At the Musee d’Orsay in Paris on Monday, employees have been hanging a priceless Renoir portray in preparation for the museum’s re-opening after six months with no guests due to the COVID-19 pandemic.
The portray was one in every of many artefacts on the museum that have been put in storage through the lockdown, to guard them from the results of mud and daylight, and which at the moment are going again on show prepared for the doorways to open on Wednesday.
The museum, on the banks of the Seine river, hummed with exercise on Monday as employees introduced artworks out of storage into the general public galleries, and lifted protecting covers off glass instances containing uncommon treasures.

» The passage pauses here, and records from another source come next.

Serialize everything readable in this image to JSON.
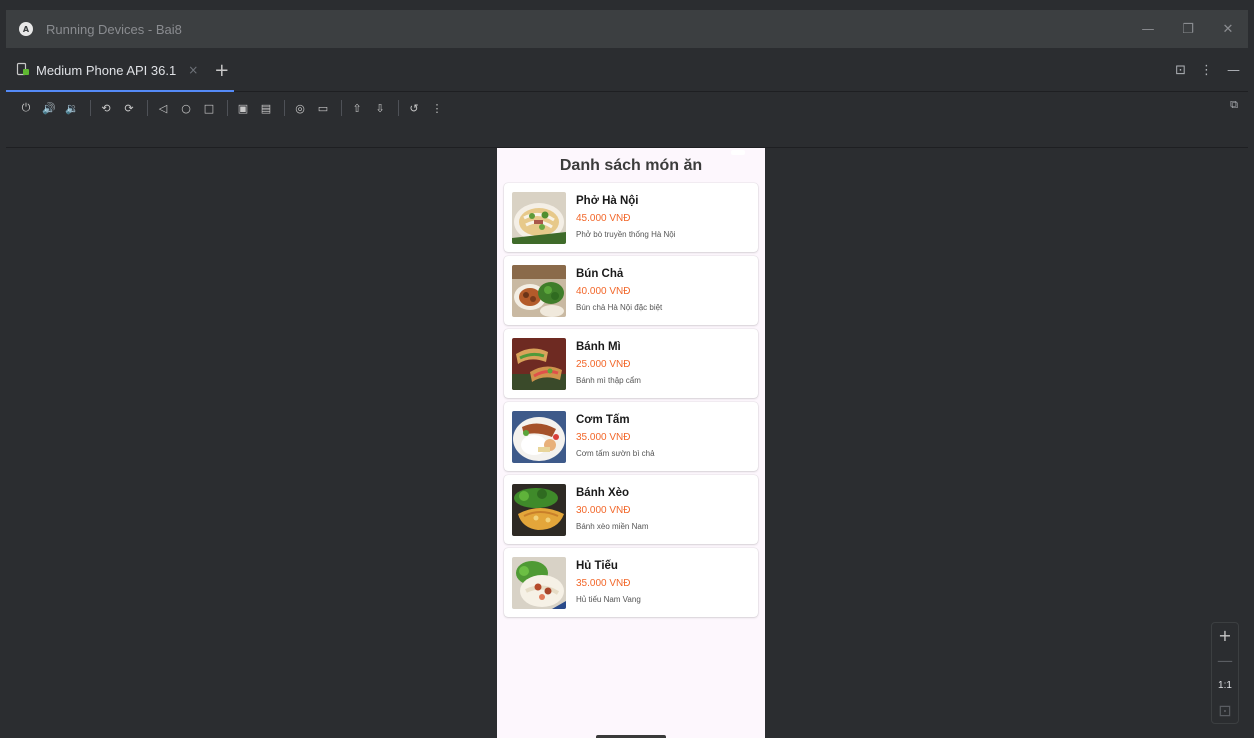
{
  "window": {
    "title": "Running Devices - Bai8",
    "logo_glyph": "A",
    "minimize": "—",
    "restore": "❐",
    "close": "✕"
  },
  "tabs": [
    {
      "label": "Medium Phone API 36.1",
      "close": "×"
    }
  ],
  "tab_add": "+",
  "tab_actions": {
    "embed": "⊡",
    "more": "⋮",
    "hide": "—"
  },
  "toolbar": {
    "buttons": [
      {
        "name": "power-icon",
        "glyph": "⏻"
      },
      {
        "name": "volume-up-icon",
        "glyph": "🔊"
      },
      {
        "name": "volume-down-icon",
        "glyph": "🔉"
      },
      {
        "name": "rotate-left-icon",
        "glyph": "⟲"
      },
      {
        "name": "rotate-right-icon",
        "glyph": "⟳"
      },
      {
        "name": "back-icon",
        "glyph": "◁"
      },
      {
        "name": "home-icon",
        "glyph": "○"
      },
      {
        "name": "overview-icon",
        "glyph": "□"
      },
      {
        "name": "device-frame-icon",
        "glyph": "▣"
      },
      {
        "name": "mirror-icon",
        "glyph": "▤"
      },
      {
        "name": "screenshot-icon",
        "glyph": "◎"
      },
      {
        "name": "screen-record-icon",
        "glyph": "▭"
      },
      {
        "name": "upload-icon",
        "glyph": "⇧"
      },
      {
        "name": "download-icon",
        "glyph": "⇩"
      },
      {
        "name": "reset-icon",
        "glyph": "↺"
      },
      {
        "name": "more-icon",
        "glyph": "⋮"
      }
    ],
    "right_icon": "⧉"
  },
  "app": {
    "title": "Danh sách món ăn",
    "foods": [
      {
        "name": "Phở Hà Nội",
        "price": "45.000 VNĐ",
        "desc": "Phở bò truyền thống Hà Nội"
      },
      {
        "name": "Bún Chả",
        "price": "40.000 VNĐ",
        "desc": "Bún chả Hà Nội đặc biệt"
      },
      {
        "name": "Bánh Mì",
        "price": "25.000 VNĐ",
        "desc": "Bánh mì thập cẩm"
      },
      {
        "name": "Cơm Tấm",
        "price": "35.000 VNĐ",
        "desc": "Cơm tấm sườn bì chả"
      },
      {
        "name": "Bánh Xèo",
        "price": "30.000 VNĐ",
        "desc": "Bánh xèo miền Nam"
      },
      {
        "name": "Hủ Tiếu",
        "price": "35.000 VNĐ",
        "desc": "Hủ tiếu Nam Vang"
      }
    ]
  },
  "zoom": {
    "in": "+",
    "out": "—",
    "actual": "1:1",
    "fit": "⊡"
  },
  "colors": {
    "accent": "#548af7",
    "price": "#f2672a",
    "phone_bg": "#fdf7fd"
  }
}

“We opened the ticket office a few days ago and it seems that the public really want to come back. And so much the better, because we’ve missed them,” mentioned Laurence Des Cars, director of the museum.

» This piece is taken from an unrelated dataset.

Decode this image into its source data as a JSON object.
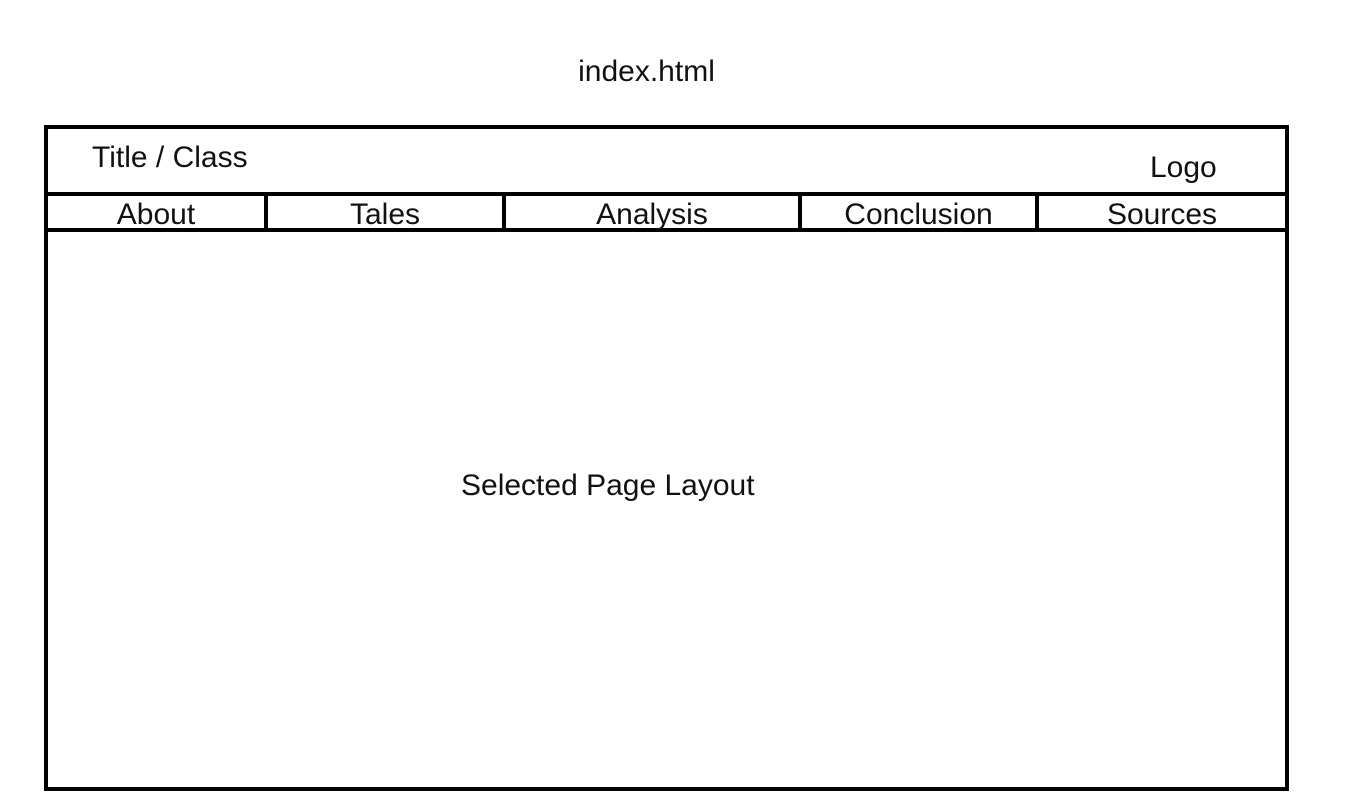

“Our mission is to welcome the public and to offer them, in the best way possible, direct contact with the works of art after all these months of computers and screens,” she mentioned.

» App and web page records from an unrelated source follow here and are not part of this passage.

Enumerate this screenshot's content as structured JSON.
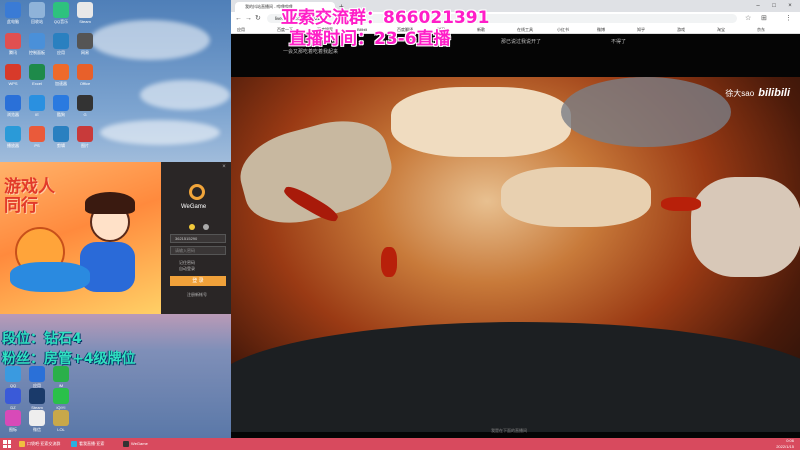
{
  "desktop": {
    "icons": [
      {
        "label": "此电脑",
        "color": "#3a7bd5"
      },
      {
        "label": "回收站",
        "color": "#8fb3d9"
      },
      {
        "label": "QQ音乐",
        "color": "#2ec27e"
      },
      {
        "label": "Steam",
        "color": "#e8e8e8"
      },
      {
        "label": "腾讯",
        "color": "#e05050"
      },
      {
        "label": "控制面板",
        "color": "#4a90d9"
      },
      {
        "label": "应用",
        "color": "#2a80c0"
      },
      {
        "label": "网易",
        "color": "#555"
      },
      {
        "label": "WPS",
        "color": "#d83a2a"
      },
      {
        "label": "Excel",
        "color": "#1e8a4a"
      },
      {
        "label": "加速器",
        "color": "#ee6a2a"
      },
      {
        "label": "Office",
        "color": "#e8602a"
      },
      {
        "label": "浏览器",
        "color": "#2a70d8"
      },
      {
        "label": "IE",
        "color": "#2a90e0"
      },
      {
        "label": "酷狗",
        "color": "#2a7ae0"
      },
      {
        "label": "G",
        "color": "#333"
      },
      {
        "label": "播放器",
        "color": "#2a9ad8"
      },
      {
        "label": "PS",
        "color": "#ea5a3a"
      },
      {
        "label": "剪辑",
        "color": "#2a80c0"
      },
      {
        "label": "图片",
        "color": "#c83a3a"
      }
    ],
    "overlay_line1": "段位：钻石4",
    "overlay_line2": "粉丝：房管+4级牌位",
    "bottom_icons": [
      {
        "label": "QQ",
        "color": "#3a9ae0"
      },
      {
        "label": "应用",
        "color": "#2a70d8"
      },
      {
        "label": "iM",
        "color": "#2ab04a"
      },
      {
        "label": "DZ",
        "color": "#3a5ad8"
      },
      {
        "label": "Steam",
        "color": "#1a3a6a"
      },
      {
        "label": "iQIYI",
        "color": "#2ac04a"
      },
      {
        "label": "图标",
        "color": "#d84ab8"
      },
      {
        "label": "微信",
        "color": "#eee"
      },
      {
        "label": "LOL",
        "color": "#c8a84a"
      }
    ]
  },
  "wegame": {
    "banner_title_line1": "游戏人",
    "banner_title_line2": "同行",
    "app_name": "WeGame",
    "account_value": "3621515290",
    "password_placeholder": "请输入密码",
    "remember_label": "记住密码",
    "auto_login_label": "自动登录",
    "login_button": "登 录",
    "register_link": "注册新帐号"
  },
  "browser": {
    "tab_title": "我的抖站直播间 - 哔哩哔哩",
    "new_tab_icon": "plus-icon",
    "url": "live.bilibili.com/866021391",
    "bookmarks": [
      "应用",
      "百度一下",
      "百度搜索",
      "Bilibili",
      "百度翻译",
      "学习",
      "新歌",
      "在线工具",
      "小红书",
      "微博",
      "知乎",
      "游戏",
      "淘宝",
      "京东"
    ],
    "lyrics": [
      "一会又那吃着吃着我起来",
      "那已说过我说开了",
      "不得了"
    ],
    "watermark_user": "徐大sao",
    "watermark_brand": "bilibili",
    "subtitle": "我是在下面的直播间",
    "stream_line1": "亚索交流群：866021391",
    "stream_line2": "直播时间：23-6直播"
  },
  "taskbar": {
    "items": [
      {
        "label": "口袋吧·亚索交流群",
        "color": "#f0c040"
      },
      {
        "label": "看我直播·亚索",
        "color": "#2ab0e0"
      },
      {
        "label": "WeGame",
        "color": "#333"
      }
    ],
    "tray_time": "0:06",
    "tray_date": "2022/1/15"
  }
}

The portray by impressionist artist Pierre-Auguste Renoir, was an 1887 work depicting a woman holding a cat. Wheeled from the storage space on a trolley, one employee held all sides to fastidiously carry it onto the wall.
The French authorities closed museums and different cultural venues on the finish of October to curb the unfold of COVID-19. It is now permitting them to re-open after virus charges began to fall. But restrictions stay in place.
In regular instances, the Musee d’Orsay can have round 15,000 guests a day, employees there mentioned, however for now, every day numbers shall be capped at 5,000 to make sure individuals can keep a secure distance aside.